Ms. Glen, standing at a whopping four foot, nine inches, tells me she lost her son, Steven, a few years back in a car accident - that is now a story I'm honored to know. A story that hammers a new notch in the woodiness of my perspective on grief and loss, on the human experience in its entirety. To know that she too loves the hum of a great dinner party with old fashioneds flowing. ("the cherry is the most important part", she reminds me.) That poetry was her most vital creative outlet, lifeblood more like it, over the years raising her boys. Her words are her legacy. Words and old fashioneds.

That keeps me painting.

Paul, who even at the end of his life, chooses to fly the lobster in from Maine, pair it with a buttery chardonnay (a requisite of the whole shindig), stack biscuits high, tie plastic bibs around our necks and demand only one small thing of his guests: silliness. He toasts to friendship and laughter and good food and overflowing wine.

That is living light, y'all.

Marie, from Austria, who lived around the corner from me on the third floor - sharing elevator rides down to get our first cup of coffee in the morning, always mentioning something lovely she'd noticed about the day (even as it'd barely begun). Who from the moment I met her, pressed on me like ink to a page, the value of approaching each day with gratitude and grace.

Here's the thing about plucking yourself up out of the cozy, run-of-the mill "everyday", and plopping right down into the unfamiliar, those spaces that make us unsure, unsettled, unconsciously and brilliantly vulnerable. It opens up new spaces for aliveness.

Here's what it was like, setting up shop in a studio along the main drag of a dementia care center in the middle of nowhere, suburbia. It opened me up - to listen to the life stories of people I'd never have encountered otherwise. Fabulous, fascinating, accomplished, layered, complicated, beautiful people.

I hold surely to the belief that choosing to encounter the unfamiliar, the unexpected - is the movement of God in our midst. Plain and simple.

Find a way to step off of the well worn path you walk each day and live in this space. Choose to hear the stories, the layers of color and light that build the body of a person into a life.
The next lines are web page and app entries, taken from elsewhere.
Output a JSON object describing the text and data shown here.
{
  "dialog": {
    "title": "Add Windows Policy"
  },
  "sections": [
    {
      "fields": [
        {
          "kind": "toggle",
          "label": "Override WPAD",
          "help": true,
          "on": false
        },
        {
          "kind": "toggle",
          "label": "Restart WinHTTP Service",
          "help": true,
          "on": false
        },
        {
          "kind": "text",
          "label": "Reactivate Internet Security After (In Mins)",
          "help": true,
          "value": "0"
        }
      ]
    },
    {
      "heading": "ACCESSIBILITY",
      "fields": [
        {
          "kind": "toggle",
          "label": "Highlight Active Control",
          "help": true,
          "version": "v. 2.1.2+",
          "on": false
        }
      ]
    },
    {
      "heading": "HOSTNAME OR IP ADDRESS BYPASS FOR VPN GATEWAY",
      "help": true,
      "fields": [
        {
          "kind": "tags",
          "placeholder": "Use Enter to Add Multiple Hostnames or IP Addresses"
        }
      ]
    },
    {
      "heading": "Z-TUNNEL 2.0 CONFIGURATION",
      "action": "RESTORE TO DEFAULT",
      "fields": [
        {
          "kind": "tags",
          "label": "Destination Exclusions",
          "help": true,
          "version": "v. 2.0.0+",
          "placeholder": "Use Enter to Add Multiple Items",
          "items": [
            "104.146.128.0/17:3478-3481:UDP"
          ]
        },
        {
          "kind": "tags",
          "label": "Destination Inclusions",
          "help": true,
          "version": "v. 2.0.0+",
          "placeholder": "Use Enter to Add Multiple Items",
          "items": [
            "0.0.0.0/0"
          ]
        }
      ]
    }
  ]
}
It did me a world of good. Good in unexpected spaces. It pushed new colors onto my canvas and even still, new color into how I perceive and value the dignity in us all - intrinsically made to love and be connected with one another.

To old fashions and lobster dinners and poetry and weaving our lives together in grace with gratitude.

A huge thank you to the staff at Tribute Heritage Village for the opportunity to work alongside your residents, and for the hospitality, kindness and vision you have to share beauty and light with your community.